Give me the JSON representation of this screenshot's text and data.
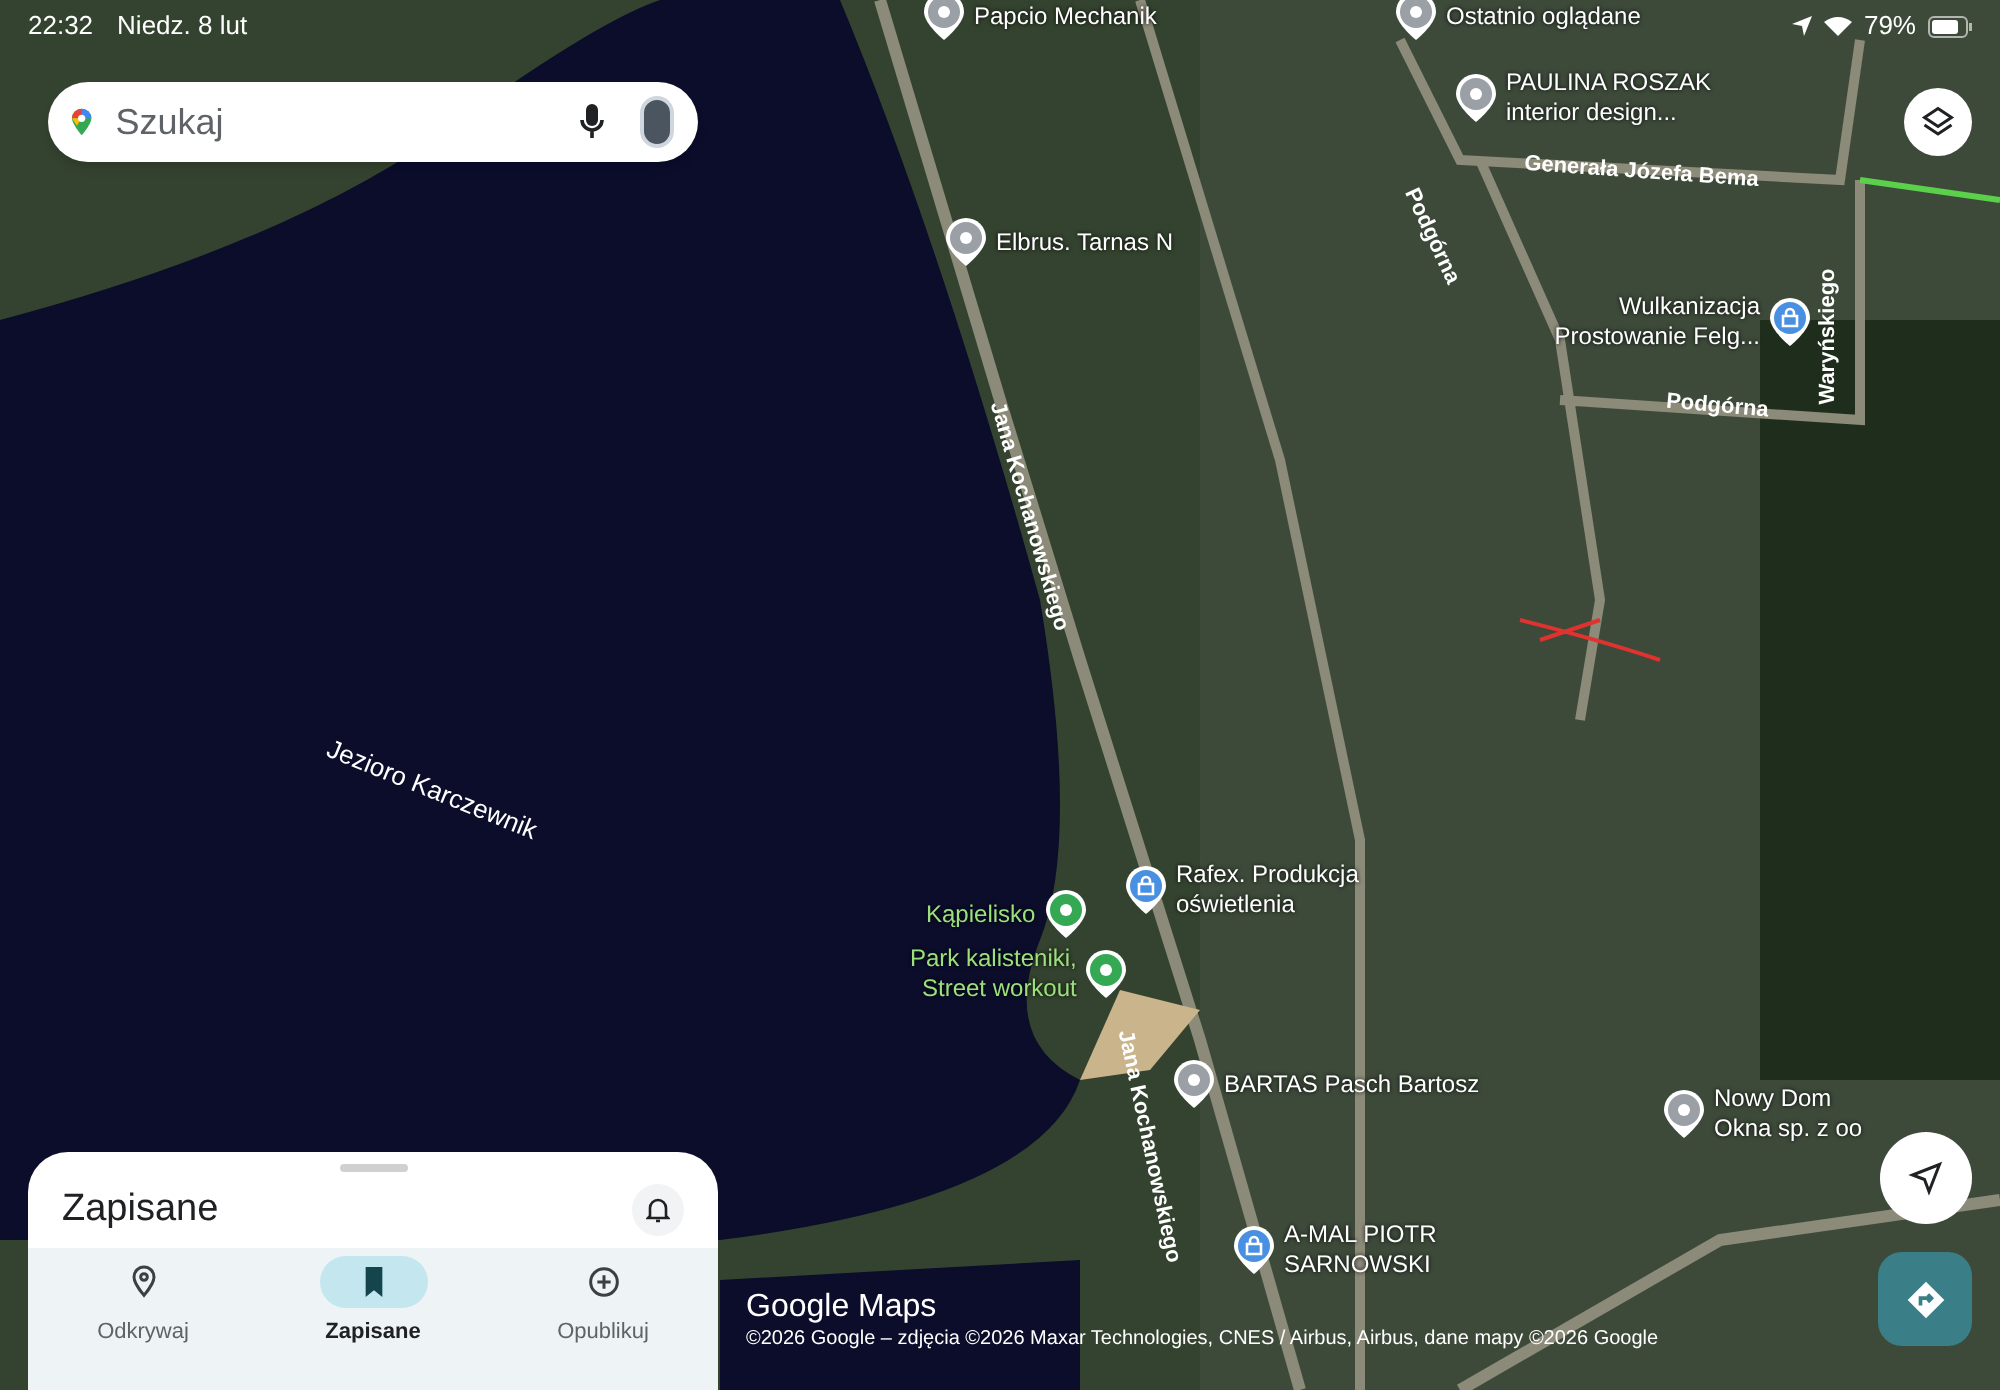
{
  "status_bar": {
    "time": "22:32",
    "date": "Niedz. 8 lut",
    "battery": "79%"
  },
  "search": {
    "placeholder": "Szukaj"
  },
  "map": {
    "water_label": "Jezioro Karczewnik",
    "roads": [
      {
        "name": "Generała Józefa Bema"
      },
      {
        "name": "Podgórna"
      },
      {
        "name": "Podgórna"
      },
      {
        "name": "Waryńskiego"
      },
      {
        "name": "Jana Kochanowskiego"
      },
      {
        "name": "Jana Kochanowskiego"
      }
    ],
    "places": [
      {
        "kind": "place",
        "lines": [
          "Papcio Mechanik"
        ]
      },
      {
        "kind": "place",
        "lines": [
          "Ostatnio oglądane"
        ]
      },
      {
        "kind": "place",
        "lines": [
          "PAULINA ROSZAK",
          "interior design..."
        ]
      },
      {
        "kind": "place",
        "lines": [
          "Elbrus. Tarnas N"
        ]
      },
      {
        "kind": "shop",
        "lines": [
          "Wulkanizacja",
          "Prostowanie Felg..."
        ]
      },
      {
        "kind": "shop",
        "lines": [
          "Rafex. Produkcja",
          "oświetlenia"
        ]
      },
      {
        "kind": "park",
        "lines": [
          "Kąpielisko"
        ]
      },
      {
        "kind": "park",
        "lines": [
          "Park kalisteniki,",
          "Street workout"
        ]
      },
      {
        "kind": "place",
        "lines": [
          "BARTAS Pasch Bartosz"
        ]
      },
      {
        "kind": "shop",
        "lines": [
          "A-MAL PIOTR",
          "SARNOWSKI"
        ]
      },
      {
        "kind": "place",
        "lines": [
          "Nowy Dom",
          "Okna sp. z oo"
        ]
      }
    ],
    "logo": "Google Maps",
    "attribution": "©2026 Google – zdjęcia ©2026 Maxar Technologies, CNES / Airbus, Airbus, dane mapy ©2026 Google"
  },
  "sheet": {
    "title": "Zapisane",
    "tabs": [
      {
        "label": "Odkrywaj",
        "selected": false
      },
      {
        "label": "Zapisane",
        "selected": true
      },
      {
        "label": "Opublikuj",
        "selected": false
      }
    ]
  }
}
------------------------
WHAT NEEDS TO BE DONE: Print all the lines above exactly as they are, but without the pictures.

EXPECTED ANSWER:
Give me the JSON representation of this screenshot's text and data.
{
  "status_bar": {
    "time": "22:32",
    "date": "Niedz. 8 lut",
    "battery": "79%"
  },
  "search": {
    "placeholder": "Szukaj"
  },
  "map": {
    "water_label": "Jezioro Karczewnik",
    "roads": [
      {
        "name": "Generała Józefa Bema"
      },
      {
        "name": "Podgórna"
      },
      {
        "name": "Podgórna"
      },
      {
        "name": "Waryńskiego"
      },
      {
        "name": "Jana Kochanowskiego"
      },
      {
        "name": "Jana Kochanowskiego"
      }
    ],
    "places": [
      {
        "kind": "place",
        "lines": [
          "Papcio Mechanik"
        ]
      },
      {
        "kind": "place",
        "lines": [
          "Ostatnio oglądane"
        ]
      },
      {
        "kind": "place",
        "lines": [
          "PAULINA ROSZAK",
          "interior design..."
        ]
      },
      {
        "kind": "place",
        "lines": [
          "Elbrus. Tarnas N"
        ]
      },
      {
        "kind": "shop",
        "lines": [
          "Wulkanizacja",
          "Prostowanie Felg..."
        ]
      },
      {
        "kind": "shop",
        "lines": [
          "Rafex. Produkcja",
          "oświetlenia"
        ]
      },
      {
        "kind": "park",
        "lines": [
          "Kąpielisko"
        ]
      },
      {
        "kind": "park",
        "lines": [
          "Park kalisteniki,",
          "Street workout"
        ]
      },
      {
        "kind": "place",
        "lines": [
          "BARTAS Pasch Bartosz"
        ]
      },
      {
        "kind": "shop",
        "lines": [
          "A-MAL PIOTR",
          "SARNOWSKI"
        ]
      },
      {
        "kind": "place",
        "lines": [
          "Nowy Dom",
          "Okna sp. z oo"
        ]
      }
    ],
    "logo": "Google Maps",
    "attribution": "©2026 Google – zdjęcia ©2026 Maxar Technologies, CNES / Airbus, Airbus, dane mapy ©2026 Google"
  },
  "sheet": {
    "title": "Zapisane",
    "tabs": [
      {
        "label": "Odkrywaj",
        "selected": false
      },
      {
        "label": "Zapisane",
        "selected": true
      },
      {
        "label": "Opublikuj",
        "selected": false
      }
    ]
  }
}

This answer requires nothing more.